The Agency has been processing PPC permit applications for hazardous and non-hazardous landfills since June 2003. It is using the pollution prevention and control (PPC) regime to bring landfills up to the standards required by the EU Directives on landfill and groundwater. ENDS reported (May 2005) that more than a quarter of the first landfill permit applications for non-hazardous waste sites have been refused, with groundwater risks posing the principal problems.
ESI undertook a comprehensive review of the initial Hydrogeological Risk Assessment (HRA) for the landfill, consulted the client and liaised with the Environment Agency on their behalf, prepared a new (HRA) and prepared an Environmental Setting and Installation Design (ESID) report required for a new PPC application.
The landfill has seven chambers (referred to as phases) that are filled or to be filled in the future and it is proposed for the landfill to be in operation until 2027. Because of uncertainty over the depth of the Mudstone/Sandstone interface underneath the site, a new >100m deep borehole was drilled in 2005. ESI’s commercially available Risk Assessment Software (RAM) was customised to undertake a risk assessment and derive concentrations at various compliance points throughout the landfill’s lifecycle and to derive site specific control and trigger levels. The source term was taken as the volume of waste after completion of the landfilling operation. Pathways considered were infiltration through the composite liner, the underdrain, the geological barrier, the Mercia Mudstone and the Sherwood Sandstone. The choice of leachate determinants for inclusion in the HRA was based on the need to characterize the performance of the containment system for a broad range of List 1 and List 2 substances. The risk assessment considered the current operational phase in which groundwater is actively managed through dewatering of the active phases, the post-operational managed phase (60 year) in which groundwater levels will be controlled to remain below the external groundwater level and the post-managed phase (until 5000 years from now). A number of failure scenarios of the membrane cap and the composite liner have been addressed by explicit modelling. Based on the results of the HRA, ESI developed a groundwater risk based monitoring scheme for the site.
In response to ESI’s HRA the Environment Agency stated that although there were issues that needed to be resolved these would not prevent a PPC permit being issued. These issues were addressed in a revised HRA which was supplied to the client together with the ESID report for a new PPC permit application and a permit was subsequently issued.

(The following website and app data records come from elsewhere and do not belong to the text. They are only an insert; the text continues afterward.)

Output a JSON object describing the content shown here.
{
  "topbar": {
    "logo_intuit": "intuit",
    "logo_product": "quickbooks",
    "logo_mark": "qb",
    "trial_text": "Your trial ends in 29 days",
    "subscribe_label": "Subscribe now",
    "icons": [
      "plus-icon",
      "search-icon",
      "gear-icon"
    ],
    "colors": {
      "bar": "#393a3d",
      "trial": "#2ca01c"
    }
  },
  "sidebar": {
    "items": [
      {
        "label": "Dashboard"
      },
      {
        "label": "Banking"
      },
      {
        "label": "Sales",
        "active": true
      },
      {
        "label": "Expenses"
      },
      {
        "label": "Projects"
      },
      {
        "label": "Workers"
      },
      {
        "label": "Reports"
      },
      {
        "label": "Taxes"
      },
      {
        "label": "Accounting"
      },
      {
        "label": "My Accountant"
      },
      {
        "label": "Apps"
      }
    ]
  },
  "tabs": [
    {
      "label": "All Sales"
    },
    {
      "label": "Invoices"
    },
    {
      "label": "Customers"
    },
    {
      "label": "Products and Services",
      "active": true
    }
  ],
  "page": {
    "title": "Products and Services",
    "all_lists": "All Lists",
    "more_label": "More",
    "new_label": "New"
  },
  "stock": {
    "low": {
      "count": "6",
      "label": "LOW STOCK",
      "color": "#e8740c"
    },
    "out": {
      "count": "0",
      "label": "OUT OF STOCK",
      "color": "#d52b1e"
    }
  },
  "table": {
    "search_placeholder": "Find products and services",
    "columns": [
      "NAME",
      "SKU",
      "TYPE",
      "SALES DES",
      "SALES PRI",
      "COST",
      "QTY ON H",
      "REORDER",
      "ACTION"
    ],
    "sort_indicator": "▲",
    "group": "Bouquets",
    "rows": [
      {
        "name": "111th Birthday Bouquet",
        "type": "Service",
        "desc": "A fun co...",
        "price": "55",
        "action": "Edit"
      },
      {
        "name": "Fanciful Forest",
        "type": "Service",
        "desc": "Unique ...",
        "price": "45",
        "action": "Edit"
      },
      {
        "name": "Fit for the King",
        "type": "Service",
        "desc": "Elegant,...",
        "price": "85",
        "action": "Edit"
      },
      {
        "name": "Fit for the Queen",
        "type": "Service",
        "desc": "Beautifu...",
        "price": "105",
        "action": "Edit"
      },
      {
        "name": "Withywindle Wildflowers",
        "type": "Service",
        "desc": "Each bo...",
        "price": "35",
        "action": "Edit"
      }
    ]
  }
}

ESI is recognized as a UK centre of excellence for the assessment and management of groundwater risks and has a proven track record in successful completions of PPC permit applications.